Provided data START
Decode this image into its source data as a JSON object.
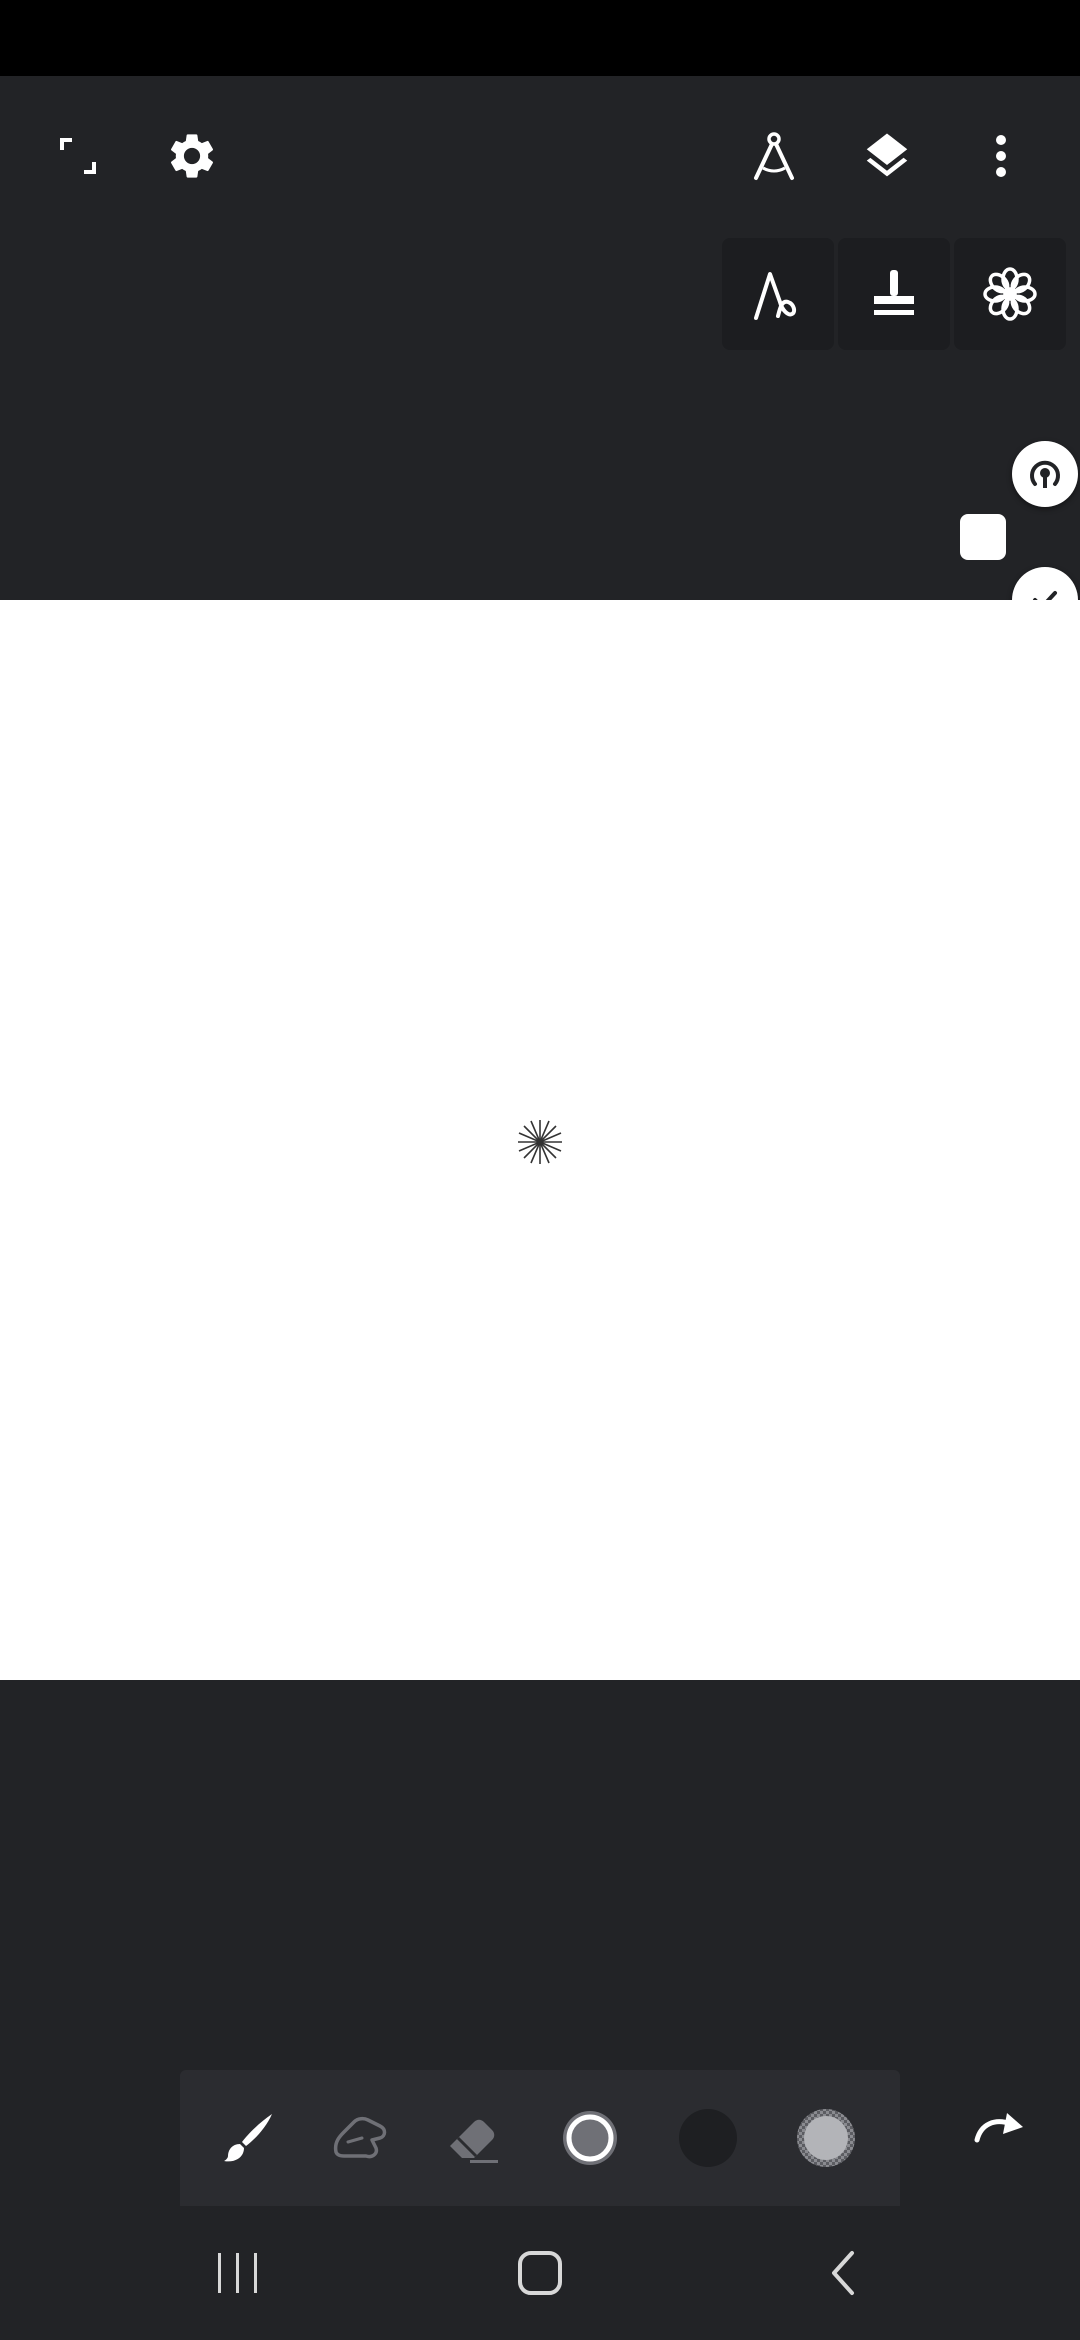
{
  "icons": {
    "fullscreen": "fullscreen-icon",
    "settings": "gear-icon",
    "ruler": "compass-icon",
    "layers": "layers-icon",
    "more": "more-vert-icon",
    "stroke_mode": "stroke-icon",
    "stamp_mode": "stamp-icon",
    "symmetry_mode": "flower-icon",
    "pointer": "pointer-icon",
    "confirm": "check-icon",
    "brush": "brush-icon",
    "smudge": "smudge-icon",
    "eraser": "eraser-icon",
    "brush_size": "brush-size-icon",
    "color": "color-swatch-icon",
    "opacity": "opacity-icon",
    "redo": "redo-icon",
    "nav_recents": "recents-icon",
    "nav_home": "home-icon",
    "nav_back": "back-icon"
  },
  "colors": {
    "background": "#222326",
    "status_bar": "#000000",
    "canvas": "#ffffff",
    "toolbar": "#2b2c30",
    "mode_button": "#1c1d20",
    "current_color": "#1e1f22",
    "icon": "#ffffff",
    "icon_dim": "#6f7076"
  }
}
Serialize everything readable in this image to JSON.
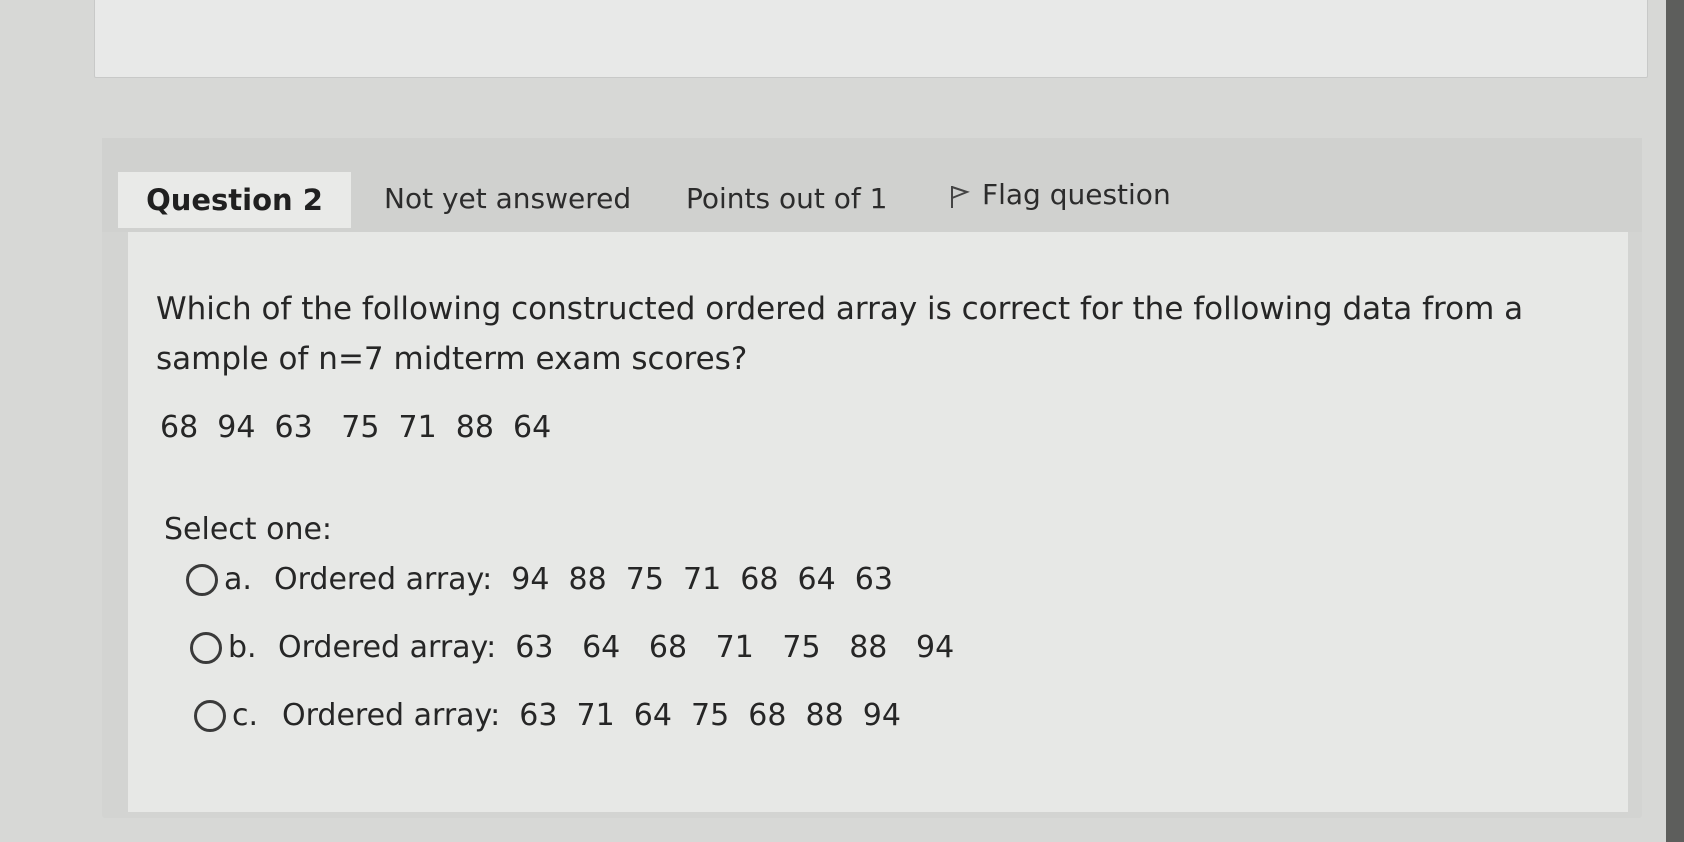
{
  "question": {
    "number_label": "Question 2",
    "status": "Not yet answered",
    "points": "Points out of 1",
    "flag_label": "Flag question",
    "text": "Which of the following constructed ordered array is correct for the following data from a sample of n=7 midterm exam scores?",
    "data_values": "68  94  63   75  71  88  64",
    "select_prompt": "Select one:",
    "options": [
      {
        "letter": "a.",
        "text": "Ordered array:  94  88  75  71  68  64  63"
      },
      {
        "letter": "b.",
        "text": "Ordered array:  63   64   68   71   75   88   94"
      },
      {
        "letter": "c.",
        "text": "Ordered array:  63  71  64  75  68  88  94"
      }
    ]
  },
  "icons": {
    "flag": "flag-icon",
    "radio": "radio-circle-icon"
  },
  "colors": {
    "background": "#d7d8d6",
    "card_body": "#e7e8e6",
    "header_tab": "#e9eae8"
  }
}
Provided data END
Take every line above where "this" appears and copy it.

→ **Your solution**
Decode this image into its source data as a JSON object.
Serialize everything readable in this image to JSON.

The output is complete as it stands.